At a bench trial in Kings County, the insurer-defendant contended that the assignor of the plaintiff, failed to attend any of the several scheduled Examinations Under Oath impeding their ability to investigate the matter. In order to establish this defense, the defendant must have shown that not only were the EUO requests timely made to the assignor, but that the assignor failed to appear. Each of these elements must be met by someone with personal knowledge.
Defendant produced as a witness, an attorney who oversaw EUO scheduling and the EUO process for the firm representing the defendant in this matter. The attorney testified as to the office procedure regarding the scheduling of EUO’s and the procedure followed when an assignor failed to appear for an EUO. The attorney testified that she mailed out each EUO request to the assignor according to office procedure and she based the requests upon attorney affirmations that the assignor failed to appear for the EUO. The Court credited her testimony regarding the preparation and mailing of the letters scheduling the EUO but found that the witness had no personal knowledge of the assignor’s actual failure to appear. Despite the fact that she testified that she reviewed affirmations from attorneys at the EUO who swore that assignor failed to appear, the Court found this failed to meet the threshold for personal knowledge. Accordingly, Judgment was awarded in favor of the plaintiff.

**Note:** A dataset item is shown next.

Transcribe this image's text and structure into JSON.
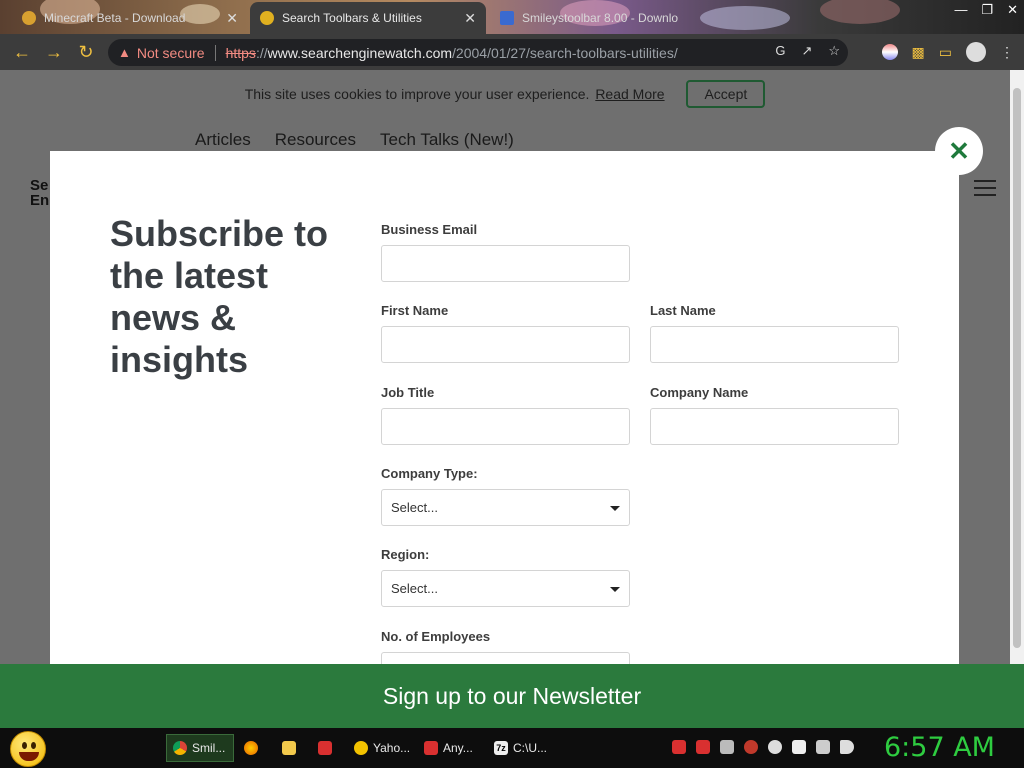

The Court’s ruling demonstrates importance of laying a complete and proper foundation for establishing all the elements of the defense. Had the defense called someone present at the EUO’s, or perhaps, produced a certified transcript of the EUO, documenting the assignor's failure to appear, the insurer may have prevailed. Thanks to Patrick Burns for his contribution to this post. Please email <a href="mailto:BGibbons@wcmlaw.com">Brian Gibbons</a> with any questions.